It’s good to balance between doing and convincing. I took a guess that people wanted to know both about how to do the work as well as how to sell people on it. Nearly 1/4 of my 2nd Shims talk is about explaining what they are to people you need to convince to let you use them. The feedback seems to indicate that this was time well spent, and I should continue to help you both do the work and talk to the business about the work.
Make sure we have UAC covered the way customers use it. I’m not usually too far into this space, because Aaron Margosis just does a much better job of it. But one thing I’m noticing from customers (both from site visits and conferences) is that we’ve given far too much love to Protected Admin users, and not nearly enough to Standard Users. And many IT Pros running as protected admin aren’t thinking of the impact for target standard users. Maybe we can get together. A couple years back we had a hit session on LUA Tools, and since then we’ve been struggling with a reprise. Most likely because our collaborations have been him doing the work and me commenting. Perhaps we can think of some content where, once again, we can split up the work and have another head to head. Whatever we do, we need to give more love to the Standard User. I even sat in on a session designed to talk about going standard user, and it had consent / cred prompts featured, even though in reality most customers set up standard users to auto-deny elevations. Let’s fix that.
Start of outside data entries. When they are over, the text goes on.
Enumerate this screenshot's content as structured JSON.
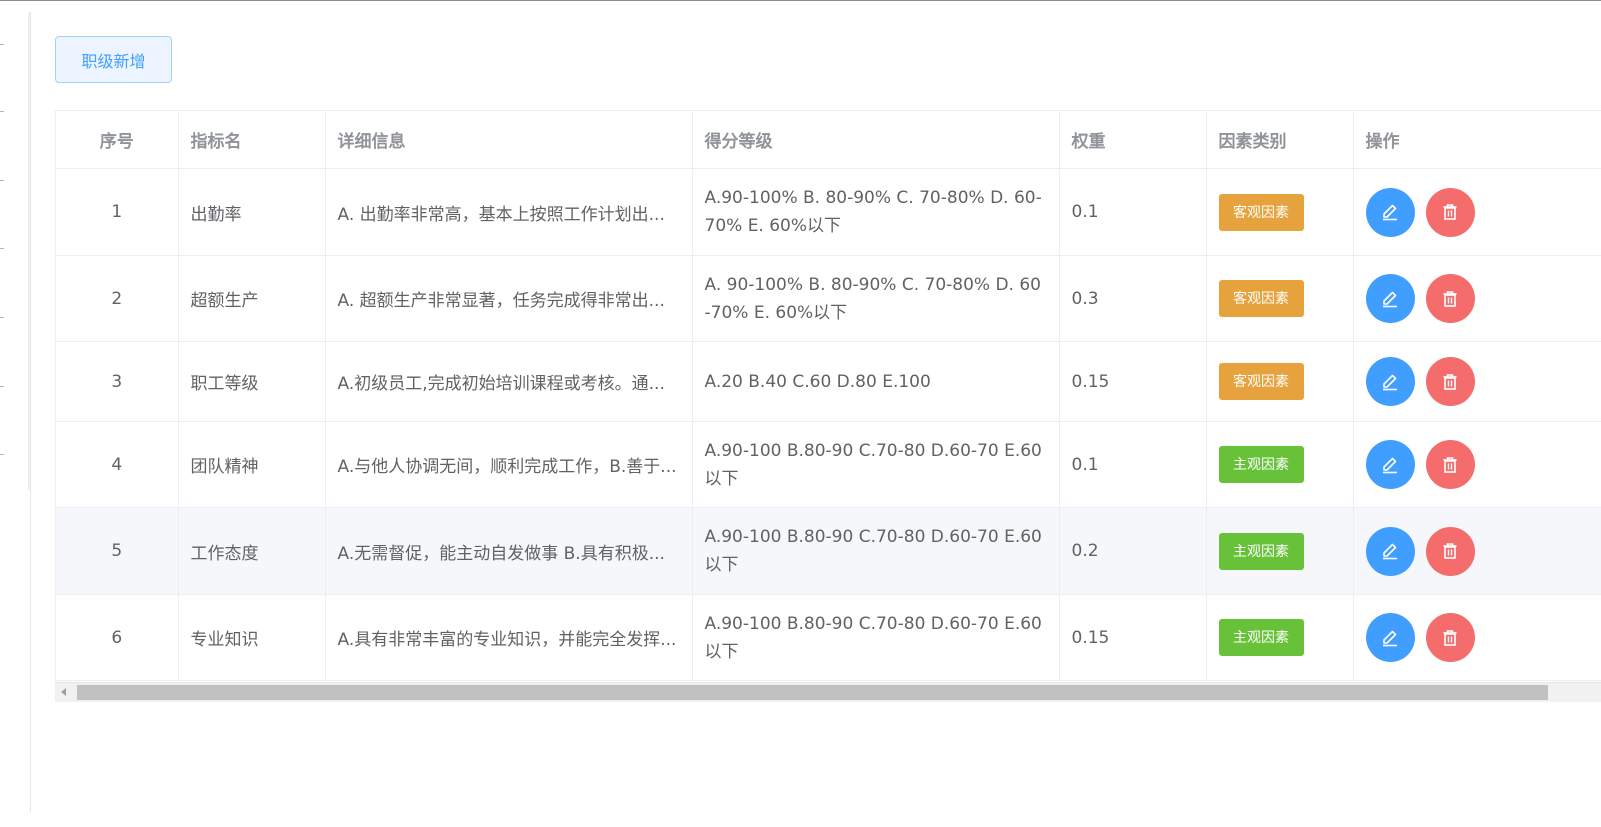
{
  "toolbar": {
    "add_label": "职级新增"
  },
  "table": {
    "columns": {
      "index": "序号",
      "name": "指标名",
      "detail": "详细信息",
      "grade": "得分等级",
      "weight": "权重",
      "factor": "因素类别",
      "ops": "操作"
    },
    "rows": [
      {
        "index": "1",
        "name": "出勤率",
        "detail": "A. 出勤率非常高，基本上按照工作计划出...",
        "grade": "A.90-100% B. 80-90% C. 70-80% D. 60-70% E. 60%以下",
        "weight": "0.1",
        "factor": "客观因素"
      },
      {
        "index": "2",
        "name": "超额生产",
        "detail": "A. 超额生产非常显著，任务完成得非常出...",
        "grade": "A. 90-100% B. 80-90% C. 70-80% D. 60-70% E. 60%以下",
        "weight": "0.3",
        "factor": "客观因素"
      },
      {
        "index": "3",
        "name": "职工等级",
        "detail": "A.初级员工,完成初始培训课程或考核。通...",
        "grade": "A.20 B.40 C.60 D.80 E.100",
        "weight": "0.15",
        "factor": "客观因素"
      },
      {
        "index": "4",
        "name": "团队精神",
        "detail": "A.与他人协调无间，顺利完成工作，B.善于...",
        "grade": "A.90-100 B.80-90 C.70-80 D.60-70 E.60以下",
        "weight": "0.1",
        "factor": "主观因素"
      },
      {
        "index": "5",
        "name": "工作态度",
        "detail": "A.无需督促，能主动自发做事 B.具有积极...",
        "grade": "A.90-100 B.80-90 C.70-80 D.60-70 E.60以下",
        "weight": "0.2",
        "factor": "主观因素"
      },
      {
        "index": "6",
        "name": "专业知识",
        "detail": "A.具有非常丰富的专业知识，并能完全发挥...",
        "grade": "A.90-100 B.80-90 C.70-80 D.60-70 E.60以下",
        "weight": "0.15",
        "factor": "主观因素"
      }
    ]
  },
  "icons": {
    "edit": "edit-icon",
    "delete": "delete-icon"
  },
  "colors": {
    "primary": "#409eff",
    "danger": "#f56c6c",
    "warning": "#e6a23c",
    "success": "#67c23a"
  }
}
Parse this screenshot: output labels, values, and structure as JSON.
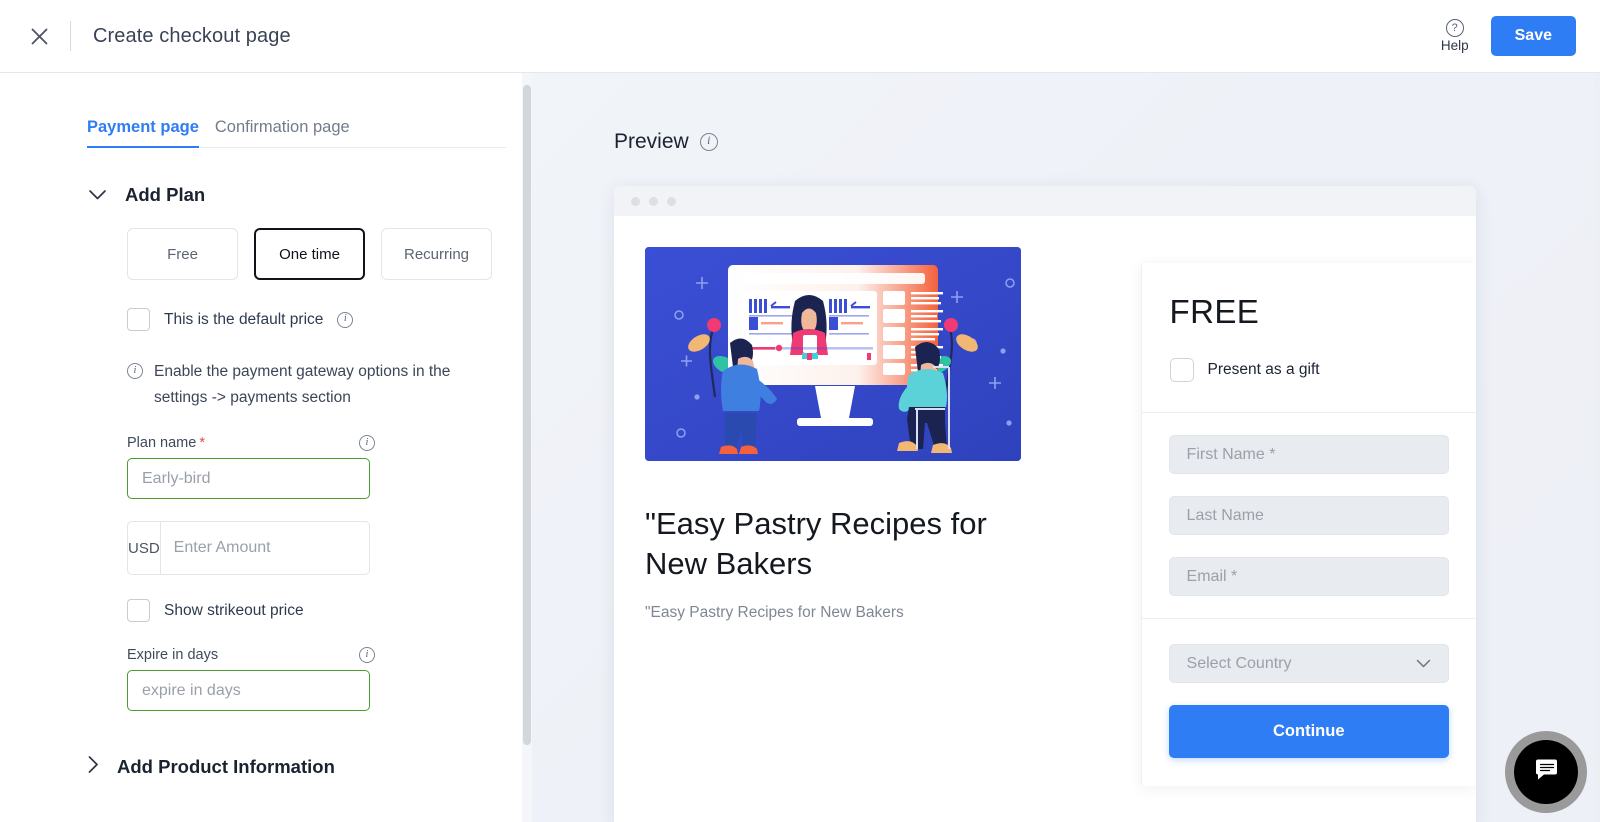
{
  "topbar": {
    "close_icon": "close-icon",
    "title": "Create checkout page",
    "help_label": "Help",
    "help_icon": "question-mark-icon",
    "save_label": "Save",
    "accent_color": "#2f7df4"
  },
  "sidebar": {
    "tabs": [
      {
        "label": "Payment page",
        "active": true
      },
      {
        "label": "Confirmation page",
        "active": false
      }
    ],
    "add_plan": {
      "title": "Add Plan",
      "expanded": true,
      "chevron_icon": "chevron-down-icon",
      "plan_types": [
        {
          "label": "Free",
          "selected": false
        },
        {
          "label": "One time",
          "selected": true
        },
        {
          "label": "Recurring",
          "selected": false
        }
      ],
      "default_price": {
        "label": "This is the default price",
        "checked": false,
        "info_icon": "info-icon"
      },
      "gateway_hint": "Enable the payment gateway options in the settings -> payments section",
      "gateway_hint_icon": "info-icon",
      "plan_name": {
        "label": "Plan name",
        "required_mark": "*",
        "placeholder": "Early-bird",
        "value": "",
        "info_icon": "info-icon",
        "border_color": "#4a9e2f"
      },
      "amount": {
        "currency": "USD",
        "placeholder": "Enter Amount",
        "value": ""
      },
      "strikeout": {
        "label": "Show strikeout price",
        "checked": false
      },
      "expire": {
        "label": "Expire in days",
        "placeholder": "expire in days",
        "value": "",
        "info_icon": "info-icon"
      }
    },
    "add_product_information": {
      "title": "Add Product Information",
      "expanded": false,
      "chevron_icon": "chevron-right-icon"
    }
  },
  "preview": {
    "heading": "Preview",
    "info_icon": "info-icon",
    "browser_dots": 3,
    "product": {
      "image_alt": "people-watching-online-course-illustration",
      "title": "\"Easy Pastry Recipes for New Bakers",
      "subtitle": "\"Easy Pastry Recipes for New Bakers"
    },
    "checkout": {
      "price": "FREE",
      "gift": {
        "label": "Present as a gift",
        "checked": false
      },
      "fields": [
        {
          "name": "first-name-field",
          "placeholder": "First Name *",
          "value": ""
        },
        {
          "name": "last-name-field",
          "placeholder": "Last Name",
          "value": ""
        },
        {
          "name": "email-field",
          "placeholder": "Email *",
          "value": ""
        }
      ],
      "country": {
        "placeholder": "Select Country",
        "value": "",
        "chevron_icon": "chevron-down-icon"
      },
      "continue_label": "Continue",
      "button_color": "#2f7df4"
    }
  },
  "chat_widget": {
    "icon": "chat-bubble-icon"
  }
}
Seriously, that room looked awesome. Thanks to those of you who shared it with me. I think I got to #1 for the room because the most powerful and attractive people were all in my session! See you next time around!